"For our way of working and the quick turnarounds we do with stories," he said, "this is ideal."


"When the Avid sees what the FireStore has written, it sees Avid media," said Jeff Tucker, Idaho Public TV Production Panager. "That's very helpful, because you don't have to transcode to real-time or computer-time into something the Avid can read."

Focus Enhancements' FS3 takes camcorder video directly from the FireWire port, and gives Tucker's news group the ability to move video they've shot quickly into the editing environment by plugging the disks directly into the editing system.

The 40 GB hard drives in the FS3 hold 180 minutes of DV video, and are replaceable.

"We did not buy multiple hard drives, we bought one hard drive per FireStore," said Tucker.

Originally, Tucker's camera operators rolled tape in their camcorders simultaneously as a backup. Because his production crews reformat the drives each week, they've found that for certain long-developing stories, they're better served shooting and storing on tape.

Tucker said there are a lot of capabilities of the FireStore he and his group haven't utilized yet.

"We've just scratched the surface on what the FireStore can do in terms of playback and shot-marking and that kind of stuff."


The crews at 1010TV, an Internet broadcasting network based in Polson, Mont., also rolled tape in their camcorders as backup when they first began using their nNovia QuickCapture hard drive-based recorders, but quickly found they could rely on the units.

"We just got through shooting this TV show that's going to be on Saturday morning," said 1010TV vice president of sales and marketing Jim Greer. "[It] was shot in Waco, Texas-a mountain bike, downhill type racing thing-shot on hard disc and edited right off the disc."

One of 1010TV's specialties is drag-race videos, and they've found no recording device that can stand up to the vibration of a 7000 HP dragster.
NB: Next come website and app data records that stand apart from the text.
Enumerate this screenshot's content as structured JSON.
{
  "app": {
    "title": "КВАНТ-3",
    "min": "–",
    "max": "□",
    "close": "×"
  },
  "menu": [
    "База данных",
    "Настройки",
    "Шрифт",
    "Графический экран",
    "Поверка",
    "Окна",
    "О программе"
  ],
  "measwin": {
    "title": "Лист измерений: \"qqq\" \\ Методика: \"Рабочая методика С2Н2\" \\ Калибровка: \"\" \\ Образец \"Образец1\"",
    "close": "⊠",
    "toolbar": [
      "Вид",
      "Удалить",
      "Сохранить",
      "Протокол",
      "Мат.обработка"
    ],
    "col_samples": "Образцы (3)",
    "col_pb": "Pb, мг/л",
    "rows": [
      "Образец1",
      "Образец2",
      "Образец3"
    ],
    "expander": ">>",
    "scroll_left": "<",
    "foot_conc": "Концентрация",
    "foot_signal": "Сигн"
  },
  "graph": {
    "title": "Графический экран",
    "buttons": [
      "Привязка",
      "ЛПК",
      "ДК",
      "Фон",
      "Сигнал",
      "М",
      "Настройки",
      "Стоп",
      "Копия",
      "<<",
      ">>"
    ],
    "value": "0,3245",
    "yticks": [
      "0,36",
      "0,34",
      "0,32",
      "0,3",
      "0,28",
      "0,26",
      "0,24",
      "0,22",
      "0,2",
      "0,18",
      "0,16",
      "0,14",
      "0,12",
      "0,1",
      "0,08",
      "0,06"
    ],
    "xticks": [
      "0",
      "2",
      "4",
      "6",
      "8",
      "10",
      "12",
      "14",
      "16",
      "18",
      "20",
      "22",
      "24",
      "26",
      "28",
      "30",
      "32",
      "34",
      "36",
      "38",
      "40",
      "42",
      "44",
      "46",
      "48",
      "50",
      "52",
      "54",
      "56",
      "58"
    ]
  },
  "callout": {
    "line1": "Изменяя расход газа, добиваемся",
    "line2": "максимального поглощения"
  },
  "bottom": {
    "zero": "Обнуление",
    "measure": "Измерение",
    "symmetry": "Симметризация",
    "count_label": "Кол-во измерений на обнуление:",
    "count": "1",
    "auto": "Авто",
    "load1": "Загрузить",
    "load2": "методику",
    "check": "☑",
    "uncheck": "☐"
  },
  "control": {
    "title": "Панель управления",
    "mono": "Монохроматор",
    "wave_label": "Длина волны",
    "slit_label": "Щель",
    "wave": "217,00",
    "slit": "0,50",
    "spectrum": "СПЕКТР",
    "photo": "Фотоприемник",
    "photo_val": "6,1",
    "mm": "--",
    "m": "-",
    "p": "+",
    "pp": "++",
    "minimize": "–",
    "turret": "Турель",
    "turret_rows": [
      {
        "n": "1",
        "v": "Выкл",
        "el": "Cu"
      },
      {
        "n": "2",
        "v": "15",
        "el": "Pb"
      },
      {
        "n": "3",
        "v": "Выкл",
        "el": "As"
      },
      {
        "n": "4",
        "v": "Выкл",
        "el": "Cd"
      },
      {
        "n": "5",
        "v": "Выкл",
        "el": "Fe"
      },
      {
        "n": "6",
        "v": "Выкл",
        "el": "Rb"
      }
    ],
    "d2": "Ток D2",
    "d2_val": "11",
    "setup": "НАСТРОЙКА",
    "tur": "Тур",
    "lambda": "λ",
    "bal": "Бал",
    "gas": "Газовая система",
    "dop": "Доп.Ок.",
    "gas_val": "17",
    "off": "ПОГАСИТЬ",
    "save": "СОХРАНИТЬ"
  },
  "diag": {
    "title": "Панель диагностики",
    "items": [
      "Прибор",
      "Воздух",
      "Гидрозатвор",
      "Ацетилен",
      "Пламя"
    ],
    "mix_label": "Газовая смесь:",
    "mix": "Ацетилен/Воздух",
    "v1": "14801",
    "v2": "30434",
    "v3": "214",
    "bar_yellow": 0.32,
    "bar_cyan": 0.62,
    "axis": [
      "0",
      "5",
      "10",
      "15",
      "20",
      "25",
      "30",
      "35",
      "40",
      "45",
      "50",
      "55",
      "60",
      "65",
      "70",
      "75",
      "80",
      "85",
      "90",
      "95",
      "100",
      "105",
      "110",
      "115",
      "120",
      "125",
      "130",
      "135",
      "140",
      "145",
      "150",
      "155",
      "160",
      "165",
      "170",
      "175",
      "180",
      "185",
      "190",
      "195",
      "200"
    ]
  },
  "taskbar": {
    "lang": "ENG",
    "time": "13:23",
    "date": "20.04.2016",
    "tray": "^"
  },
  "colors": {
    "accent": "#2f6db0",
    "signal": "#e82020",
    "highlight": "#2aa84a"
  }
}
But by using the QuickCapture unattached to the camcorder, Greer is going to try a different type of shock mount.

"We're going to mount the QuickCapture to the driver's stomach," he said. "That may just take enough vibration out."